I’ve heard Dolly joke that she used her royalties from Jolene to buy her famous breasts—but the truth is she’s always been, um, “well blessed”. My guess is that she had implants in the 80’s after she lost weight—or maybe she just had ‘em “lifted” after her husband said ‘show me your boobs’ and she had to pull up her skirt to do it (her joke, not mine). As for Dolly’s face, she’s admitted to having cosmetic surgery since the early 90’s. In My Life and Other Unfinished Business, she wrote, “I have had nips and tucks and trims and sucks, boobs and waist and butt and such, eyes and chin and back again, pills and peels and other frills, and I’ll never graduate from collagen!” More recently, she has joked, “’If I see something saggin’, baggin’, or draggin’, I’m gonna have it nipped, tucked, or sucked!”
Is it safe to safe that Dolly was somehow responsible for Buffy The Vampire Slayer?
Yes! Dolly Parton’s Sandollar Productions (named after her longtime manager Sandy Gallin and herself) produced Buffy The Vampire Slayer. Sandollar Productions also produced the Buffy spin-off Angel, as well as Father of the Bride 1 and 2, Shining Through, Straight Talk, and the 1989 Academy Award-winning AIDS documentary Common Threads: Stories from the Quilt.

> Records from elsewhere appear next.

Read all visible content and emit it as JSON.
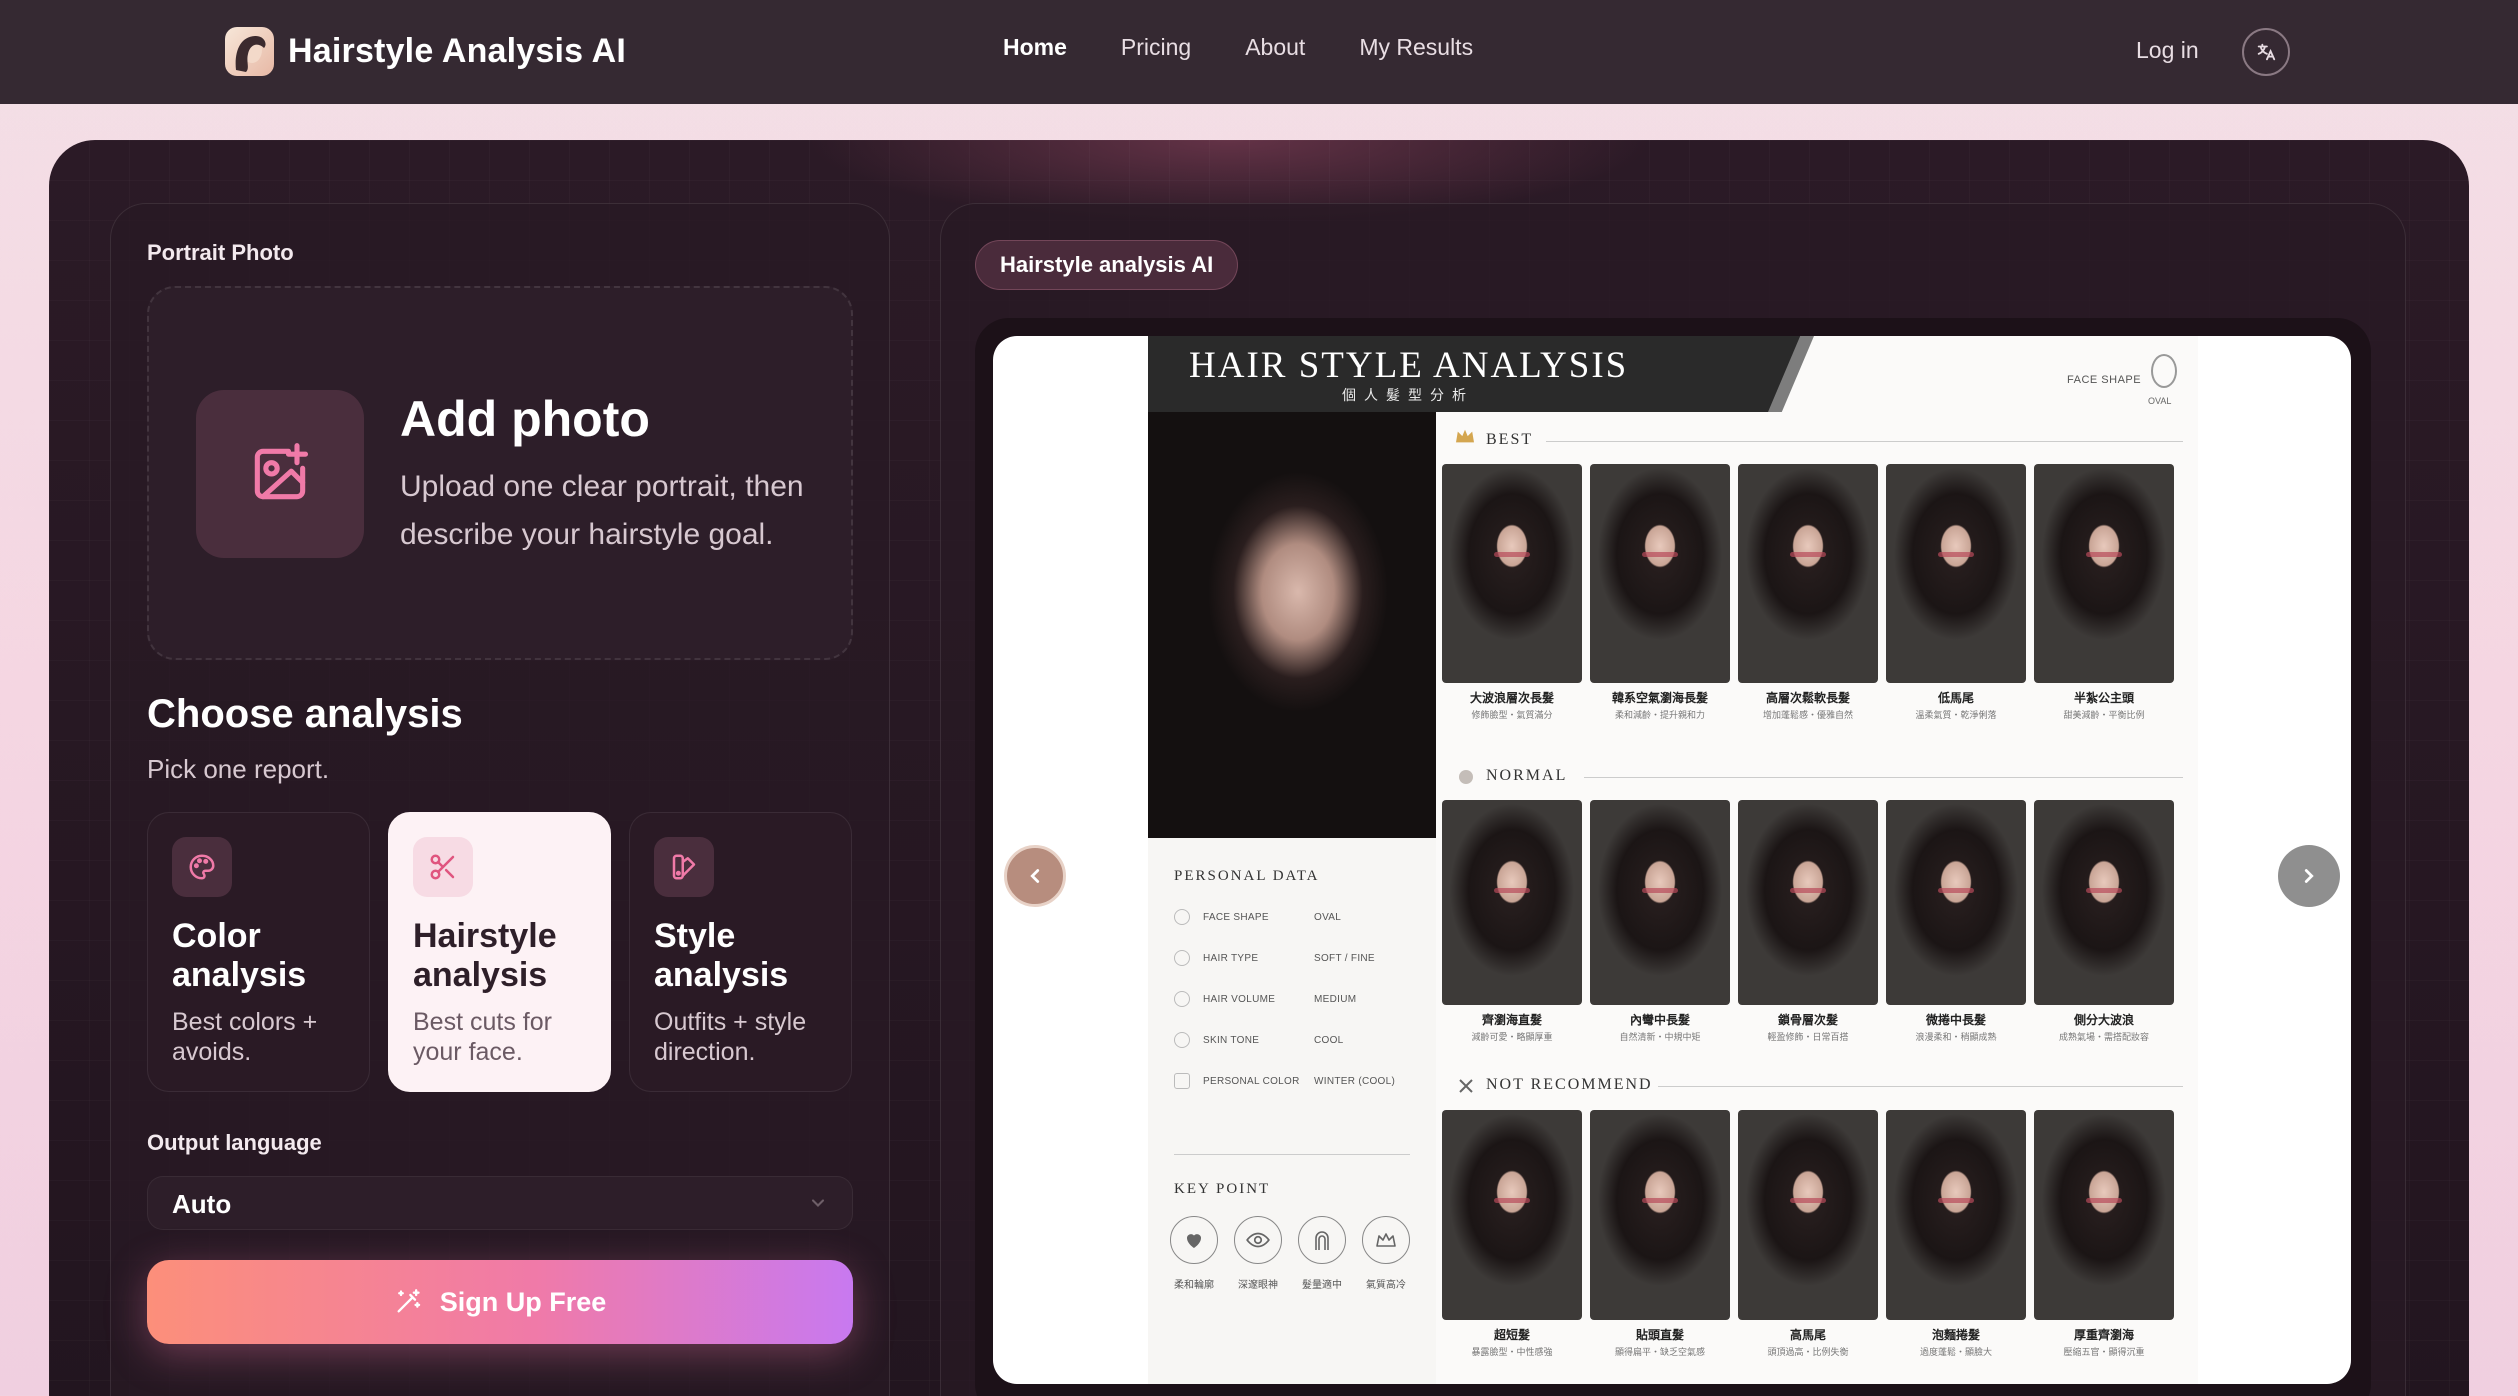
{
  "nav": {
    "brand": "Hairstyle Analysis AI",
    "links": [
      "Home",
      "Pricing",
      "About",
      "My Results"
    ],
    "active": "Home",
    "login": "Log in",
    "language_icon": "translate-icon"
  },
  "left": {
    "portrait_label": "Portrait Photo",
    "upload": {
      "title": "Add photo",
      "description": "Upload one clear portrait, then describe your hairstyle goal.",
      "icon": "image-plus-icon"
    },
    "choose_title": "Choose analysis",
    "choose_subtitle": "Pick one report.",
    "options": [
      {
        "title": "Color analysis",
        "desc": "Best colors + avoids.",
        "icon": "palette-icon",
        "selected": false
      },
      {
        "title": "Hairstyle analysis",
        "desc": "Best cuts for your face.",
        "icon": "scissors-icon",
        "selected": true
      },
      {
        "title": "Style analysis",
        "desc": "Outfits + style direction.",
        "icon": "swatch-icon",
        "selected": false
      }
    ],
    "output_language_label": "Output language",
    "output_language_value": "Auto",
    "signup_label": "Sign Up Free"
  },
  "right": {
    "pill": "Hairstyle analysis AI",
    "report": {
      "title": "HAIR STYLE ANALYSIS",
      "subtitle": "個人髮型分析",
      "face_shape_label": "FACE SHAPE",
      "face_shape_value": "OVAL",
      "personal_data_title": "PERSONAL DATA",
      "personal_data": [
        {
          "k": "FACE SHAPE",
          "v": "OVAL"
        },
        {
          "k": "HAIR TYPE",
          "v": "SOFT / FINE"
        },
        {
          "k": "HAIR VOLUME",
          "v": "MEDIUM"
        },
        {
          "k": "SKIN TONE",
          "v": "COOL"
        },
        {
          "k": "PERSONAL COLOR",
          "v": "WINTER (COOL)"
        }
      ],
      "key_point_title": "KEY POINT",
      "key_points": [
        {
          "label": "柔和輪廓",
          "icon": "heart-icon"
        },
        {
          "label": "深邃眼神",
          "icon": "eye-icon"
        },
        {
          "label": "髮量適中",
          "icon": "hair-icon"
        },
        {
          "label": "氣質高冷",
          "icon": "crown-icon"
        }
      ],
      "sections": [
        {
          "title": "BEST",
          "icon": "crown-icon",
          "items": [
            {
              "name": "大波浪層次長髮",
              "desc": "修飾臉型・氣質滿分"
            },
            {
              "name": "韓系空氣瀏海長髮",
              "desc": "柔和減齡・提升親和力"
            },
            {
              "name": "高層次鬆軟長髮",
              "desc": "增加蓬鬆感・優雅自然"
            },
            {
              "name": "低馬尾",
              "desc": "溫柔氣質・乾淨俐落"
            },
            {
              "name": "半紮公主頭",
              "desc": "甜美減齡・平衡比例"
            }
          ]
        },
        {
          "title": "NORMAL",
          "icon": "dot-icon",
          "items": [
            {
              "name": "齊瀏海直髮",
              "desc": "減齡可愛・略顯厚重"
            },
            {
              "name": "內彎中長髮",
              "desc": "自然清新・中規中矩"
            },
            {
              "name": "鎖骨層次髮",
              "desc": "輕盈修飾・日常百搭"
            },
            {
              "name": "微捲中長髮",
              "desc": "浪漫柔和・稍顯成熟"
            },
            {
              "name": "側分大波浪",
              "desc": "成熟氣場・需搭配妝容"
            }
          ]
        },
        {
          "title": "NOT RECOMMEND",
          "icon": "x-icon",
          "items": [
            {
              "name": "超短髮",
              "desc": "暴露臉型・中性感強"
            },
            {
              "name": "貼頭直髮",
              "desc": "顯得扁平・缺乏空氣感"
            },
            {
              "name": "高馬尾",
              "desc": "頭頂過高・比例失衡"
            },
            {
              "name": "泡麵捲髮",
              "desc": "過度蓬鬆・顯臉大"
            },
            {
              "name": "厚重齊瀏海",
              "desc": "壓縮五官・顯得沉重"
            }
          ]
        }
      ]
    }
  }
}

Dolly’s disco output: worth the second look?
It’s a mixed bag, but listen (or re-listen) to “Baby I’m Burning” and “Higher and Higher” —then pray to God that she releases the much anticipated and long overdue dance record which she has been promising Dollyites for years.
I want to get into Dolly’s movies. What would you recommend I check out?

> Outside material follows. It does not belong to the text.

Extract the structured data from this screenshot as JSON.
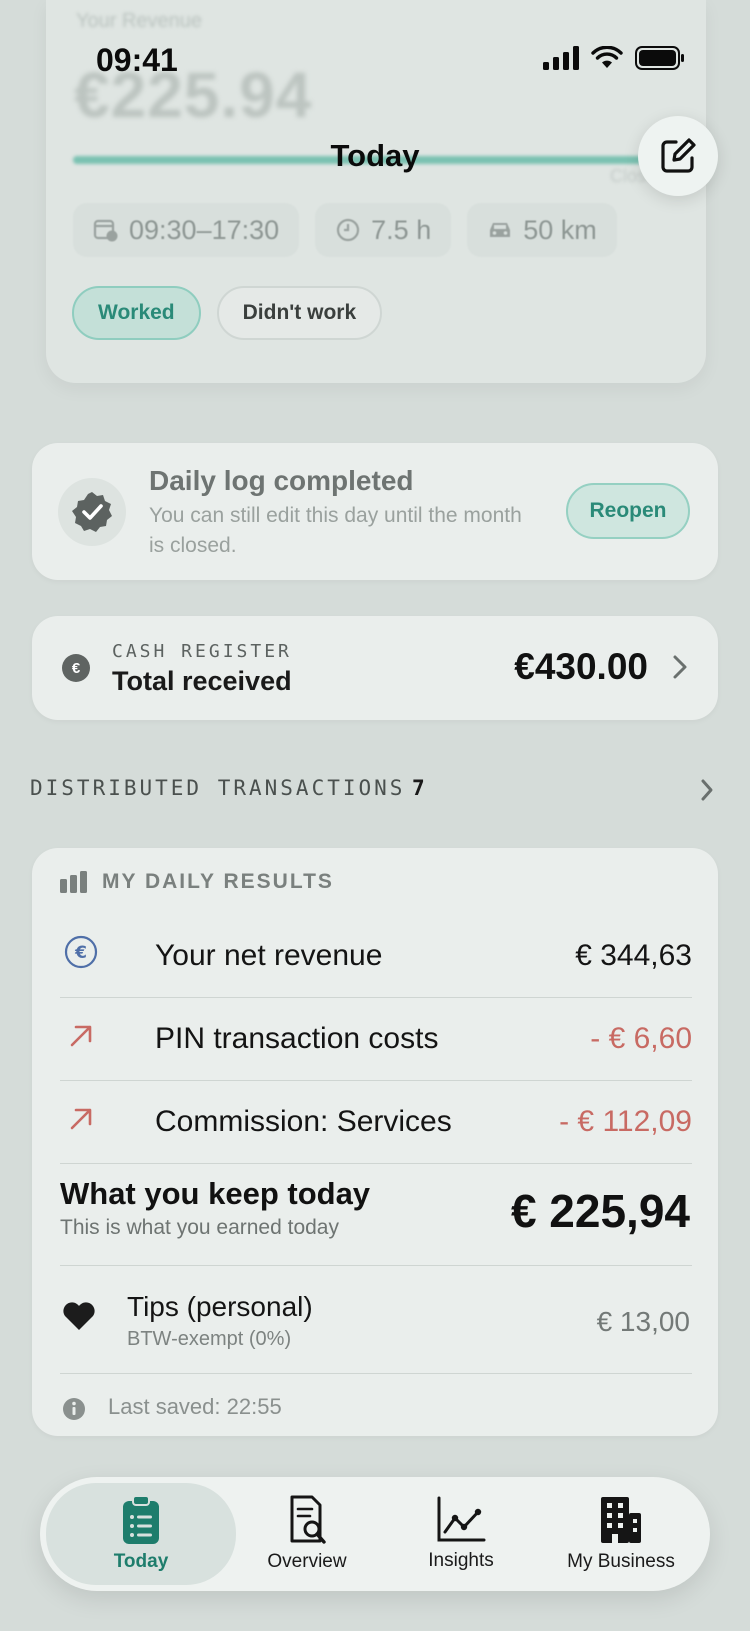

All of ‘em: 9 to 5, The Best Little Whorehouse In Texas, Steel Magnolias, Straight Talk, Joyful Noise, and yes, Rhinestone, her ill-fated 1984 film co-starring Sylvester Stallone.
What’s her favourite song?
That would be “Coat of Many Colors”, which Dolly recorded in 1971. It’s not only autobiographical, it’s philosophical.
Alex McLeod’s “Dolly” (2012) for Sheroes #9.
What’s your favourite quality about Dolly?
Her ability to escape all fashion criticism! Seriously, it’s hard to pick one, so here are a few: her singing and songwriting (is that a quality?), her capacity to dream what she could not know, her universal appeal and total acceptance of everyone, and how hard it is to delineate where Dolly Parton ends and her immaculately sculpted image begins. Not to mention her really big…personality.
Don’t forget! Sheroes #9: Dolly Parton is tonight at the Beaver (1192 Queen St. W.) featuring League of Legendary Ladies karaoke and special performances from Ada Dahli and Zoë Alexis-Abrams. Click here for more information.| tags: